■ Task directions
Look through the material below, count the lines containing the word "ebsacroup", and state only the count.

■ Data in this exercise
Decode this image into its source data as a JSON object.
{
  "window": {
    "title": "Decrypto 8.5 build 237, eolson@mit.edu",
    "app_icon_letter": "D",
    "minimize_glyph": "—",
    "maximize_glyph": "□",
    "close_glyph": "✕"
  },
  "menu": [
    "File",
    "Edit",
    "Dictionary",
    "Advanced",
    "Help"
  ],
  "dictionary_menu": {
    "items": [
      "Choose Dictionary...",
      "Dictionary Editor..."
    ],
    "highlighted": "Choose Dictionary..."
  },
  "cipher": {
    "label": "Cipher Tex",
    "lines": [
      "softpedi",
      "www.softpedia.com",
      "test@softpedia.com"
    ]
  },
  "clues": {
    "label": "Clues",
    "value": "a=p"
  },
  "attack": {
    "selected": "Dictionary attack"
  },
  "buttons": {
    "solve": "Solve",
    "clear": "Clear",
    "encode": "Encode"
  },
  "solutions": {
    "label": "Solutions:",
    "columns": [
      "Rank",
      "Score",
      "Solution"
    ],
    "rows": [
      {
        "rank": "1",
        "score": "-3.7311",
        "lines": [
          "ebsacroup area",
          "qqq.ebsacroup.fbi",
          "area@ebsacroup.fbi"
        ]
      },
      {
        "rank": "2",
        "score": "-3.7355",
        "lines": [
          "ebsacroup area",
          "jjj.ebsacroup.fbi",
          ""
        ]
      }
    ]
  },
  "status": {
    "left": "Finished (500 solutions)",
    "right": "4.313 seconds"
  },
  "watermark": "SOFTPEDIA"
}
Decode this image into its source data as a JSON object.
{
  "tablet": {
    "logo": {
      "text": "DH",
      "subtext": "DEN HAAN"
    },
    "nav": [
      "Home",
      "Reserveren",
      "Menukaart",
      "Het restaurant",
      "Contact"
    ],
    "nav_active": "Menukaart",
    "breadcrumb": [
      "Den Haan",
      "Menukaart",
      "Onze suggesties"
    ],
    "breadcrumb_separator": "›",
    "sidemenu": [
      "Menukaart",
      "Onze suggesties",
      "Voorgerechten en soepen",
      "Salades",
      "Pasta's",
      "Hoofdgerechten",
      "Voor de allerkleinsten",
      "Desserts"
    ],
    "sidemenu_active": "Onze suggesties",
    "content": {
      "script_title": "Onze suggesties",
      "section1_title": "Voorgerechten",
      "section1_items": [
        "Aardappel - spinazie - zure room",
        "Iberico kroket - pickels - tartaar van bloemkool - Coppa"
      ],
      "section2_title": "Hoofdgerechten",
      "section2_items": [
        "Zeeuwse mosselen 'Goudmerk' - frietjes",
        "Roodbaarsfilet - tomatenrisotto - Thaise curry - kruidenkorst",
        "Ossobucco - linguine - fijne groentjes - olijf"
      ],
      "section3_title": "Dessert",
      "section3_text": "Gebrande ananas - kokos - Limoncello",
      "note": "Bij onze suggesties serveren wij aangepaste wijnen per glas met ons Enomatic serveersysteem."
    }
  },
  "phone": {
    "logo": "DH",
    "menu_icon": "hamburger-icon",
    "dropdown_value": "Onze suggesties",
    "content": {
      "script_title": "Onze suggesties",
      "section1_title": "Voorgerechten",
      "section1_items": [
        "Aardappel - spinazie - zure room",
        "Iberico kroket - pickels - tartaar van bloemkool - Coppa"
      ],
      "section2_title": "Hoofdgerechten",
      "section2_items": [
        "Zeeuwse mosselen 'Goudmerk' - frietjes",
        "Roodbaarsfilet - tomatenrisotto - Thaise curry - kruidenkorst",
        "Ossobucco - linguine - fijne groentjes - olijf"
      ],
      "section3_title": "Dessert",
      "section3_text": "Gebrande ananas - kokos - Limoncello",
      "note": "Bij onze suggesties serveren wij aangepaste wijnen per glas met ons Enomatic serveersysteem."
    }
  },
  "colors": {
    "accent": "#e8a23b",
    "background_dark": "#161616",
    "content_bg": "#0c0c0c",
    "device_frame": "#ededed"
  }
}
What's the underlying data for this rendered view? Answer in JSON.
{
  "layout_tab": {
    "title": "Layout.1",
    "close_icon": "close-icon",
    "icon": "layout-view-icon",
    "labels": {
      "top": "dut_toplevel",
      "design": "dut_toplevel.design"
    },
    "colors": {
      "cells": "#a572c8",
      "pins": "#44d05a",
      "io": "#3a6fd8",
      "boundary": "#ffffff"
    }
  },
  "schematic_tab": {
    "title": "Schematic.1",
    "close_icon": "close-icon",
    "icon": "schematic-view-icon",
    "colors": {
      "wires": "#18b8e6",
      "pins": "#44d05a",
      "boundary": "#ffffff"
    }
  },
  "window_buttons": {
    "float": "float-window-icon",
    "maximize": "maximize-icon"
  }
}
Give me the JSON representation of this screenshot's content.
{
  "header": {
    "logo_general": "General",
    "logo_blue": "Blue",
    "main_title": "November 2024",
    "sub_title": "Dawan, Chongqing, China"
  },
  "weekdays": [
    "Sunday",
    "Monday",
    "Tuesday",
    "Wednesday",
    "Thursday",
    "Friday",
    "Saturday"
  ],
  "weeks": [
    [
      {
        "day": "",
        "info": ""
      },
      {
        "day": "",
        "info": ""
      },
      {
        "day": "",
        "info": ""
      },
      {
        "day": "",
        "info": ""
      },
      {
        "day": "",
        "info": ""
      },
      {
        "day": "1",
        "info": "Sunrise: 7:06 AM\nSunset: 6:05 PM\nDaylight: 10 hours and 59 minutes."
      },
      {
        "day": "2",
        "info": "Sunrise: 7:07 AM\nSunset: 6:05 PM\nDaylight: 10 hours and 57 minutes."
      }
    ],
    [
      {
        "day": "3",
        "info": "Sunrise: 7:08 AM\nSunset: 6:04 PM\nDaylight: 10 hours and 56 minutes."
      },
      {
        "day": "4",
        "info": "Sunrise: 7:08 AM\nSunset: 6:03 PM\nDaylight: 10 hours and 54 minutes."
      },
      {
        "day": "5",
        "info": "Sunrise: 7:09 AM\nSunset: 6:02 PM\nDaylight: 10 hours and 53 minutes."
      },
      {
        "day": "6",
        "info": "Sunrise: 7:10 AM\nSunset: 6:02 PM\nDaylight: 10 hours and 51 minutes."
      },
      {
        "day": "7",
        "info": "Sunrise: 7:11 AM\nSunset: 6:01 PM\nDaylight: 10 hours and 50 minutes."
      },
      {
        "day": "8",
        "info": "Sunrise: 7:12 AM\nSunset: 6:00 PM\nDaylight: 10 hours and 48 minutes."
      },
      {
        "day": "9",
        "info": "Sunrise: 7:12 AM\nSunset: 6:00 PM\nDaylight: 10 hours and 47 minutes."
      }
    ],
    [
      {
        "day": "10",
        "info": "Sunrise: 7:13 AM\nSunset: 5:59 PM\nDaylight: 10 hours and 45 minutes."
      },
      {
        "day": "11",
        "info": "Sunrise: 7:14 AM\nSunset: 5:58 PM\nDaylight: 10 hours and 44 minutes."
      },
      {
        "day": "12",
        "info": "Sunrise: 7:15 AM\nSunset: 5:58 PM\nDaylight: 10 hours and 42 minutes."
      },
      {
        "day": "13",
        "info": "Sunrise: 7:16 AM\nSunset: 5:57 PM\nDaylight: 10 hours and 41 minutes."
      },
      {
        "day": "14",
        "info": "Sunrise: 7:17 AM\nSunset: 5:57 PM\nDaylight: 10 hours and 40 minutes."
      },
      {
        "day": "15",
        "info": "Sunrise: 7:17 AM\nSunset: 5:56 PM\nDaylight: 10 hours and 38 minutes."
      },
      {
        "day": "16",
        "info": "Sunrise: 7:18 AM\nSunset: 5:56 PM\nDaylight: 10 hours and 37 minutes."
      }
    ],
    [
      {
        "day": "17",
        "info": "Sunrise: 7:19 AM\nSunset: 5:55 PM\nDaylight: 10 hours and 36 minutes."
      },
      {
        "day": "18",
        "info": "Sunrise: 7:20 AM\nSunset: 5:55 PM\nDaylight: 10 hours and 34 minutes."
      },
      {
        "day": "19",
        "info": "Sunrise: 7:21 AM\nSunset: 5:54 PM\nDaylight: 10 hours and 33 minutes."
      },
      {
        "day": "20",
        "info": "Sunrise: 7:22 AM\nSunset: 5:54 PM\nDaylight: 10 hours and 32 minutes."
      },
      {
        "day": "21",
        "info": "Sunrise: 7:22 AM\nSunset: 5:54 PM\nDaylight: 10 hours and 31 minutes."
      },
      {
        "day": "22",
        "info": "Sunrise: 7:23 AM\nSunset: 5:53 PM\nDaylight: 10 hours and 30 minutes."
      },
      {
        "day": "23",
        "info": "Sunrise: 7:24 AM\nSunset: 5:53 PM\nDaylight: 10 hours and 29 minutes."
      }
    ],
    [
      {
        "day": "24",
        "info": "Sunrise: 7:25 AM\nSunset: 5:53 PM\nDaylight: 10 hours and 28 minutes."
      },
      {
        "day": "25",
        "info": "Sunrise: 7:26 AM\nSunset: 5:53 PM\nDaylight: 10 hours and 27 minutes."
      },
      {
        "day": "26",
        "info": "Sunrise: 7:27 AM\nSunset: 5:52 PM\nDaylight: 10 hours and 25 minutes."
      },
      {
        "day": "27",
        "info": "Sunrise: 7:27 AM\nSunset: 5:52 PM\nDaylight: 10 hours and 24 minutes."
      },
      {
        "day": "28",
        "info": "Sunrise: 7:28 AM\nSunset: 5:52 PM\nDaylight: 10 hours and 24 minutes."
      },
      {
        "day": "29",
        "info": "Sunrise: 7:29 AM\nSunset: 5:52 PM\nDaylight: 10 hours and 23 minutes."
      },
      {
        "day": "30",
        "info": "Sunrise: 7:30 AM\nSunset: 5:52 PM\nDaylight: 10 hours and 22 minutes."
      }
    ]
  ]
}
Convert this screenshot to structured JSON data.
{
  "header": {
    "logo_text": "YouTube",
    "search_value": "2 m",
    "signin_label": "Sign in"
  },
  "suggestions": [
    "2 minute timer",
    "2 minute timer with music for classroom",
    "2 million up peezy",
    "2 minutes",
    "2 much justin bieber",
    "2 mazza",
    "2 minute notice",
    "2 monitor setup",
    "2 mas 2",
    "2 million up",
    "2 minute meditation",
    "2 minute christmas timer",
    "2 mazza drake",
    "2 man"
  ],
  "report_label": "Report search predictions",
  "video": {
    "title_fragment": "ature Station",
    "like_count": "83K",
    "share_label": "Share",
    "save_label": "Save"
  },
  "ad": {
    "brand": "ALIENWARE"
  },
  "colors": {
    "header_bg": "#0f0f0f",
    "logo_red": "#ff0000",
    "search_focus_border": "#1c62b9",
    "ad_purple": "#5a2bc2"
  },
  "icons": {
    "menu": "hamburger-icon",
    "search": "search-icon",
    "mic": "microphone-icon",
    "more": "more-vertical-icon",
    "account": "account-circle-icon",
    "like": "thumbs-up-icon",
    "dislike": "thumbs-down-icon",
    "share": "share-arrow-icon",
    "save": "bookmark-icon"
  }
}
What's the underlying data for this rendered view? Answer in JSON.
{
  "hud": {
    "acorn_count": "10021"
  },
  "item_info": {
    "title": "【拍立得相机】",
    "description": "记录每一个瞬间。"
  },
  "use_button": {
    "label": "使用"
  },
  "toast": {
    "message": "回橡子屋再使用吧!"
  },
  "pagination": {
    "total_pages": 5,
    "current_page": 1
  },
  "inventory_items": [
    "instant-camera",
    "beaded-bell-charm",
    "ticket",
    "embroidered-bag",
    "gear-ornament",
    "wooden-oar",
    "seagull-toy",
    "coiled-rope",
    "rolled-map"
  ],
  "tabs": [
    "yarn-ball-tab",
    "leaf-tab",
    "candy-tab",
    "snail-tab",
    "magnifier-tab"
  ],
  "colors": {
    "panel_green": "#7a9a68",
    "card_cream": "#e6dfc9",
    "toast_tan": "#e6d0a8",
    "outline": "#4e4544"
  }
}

■ The answer
5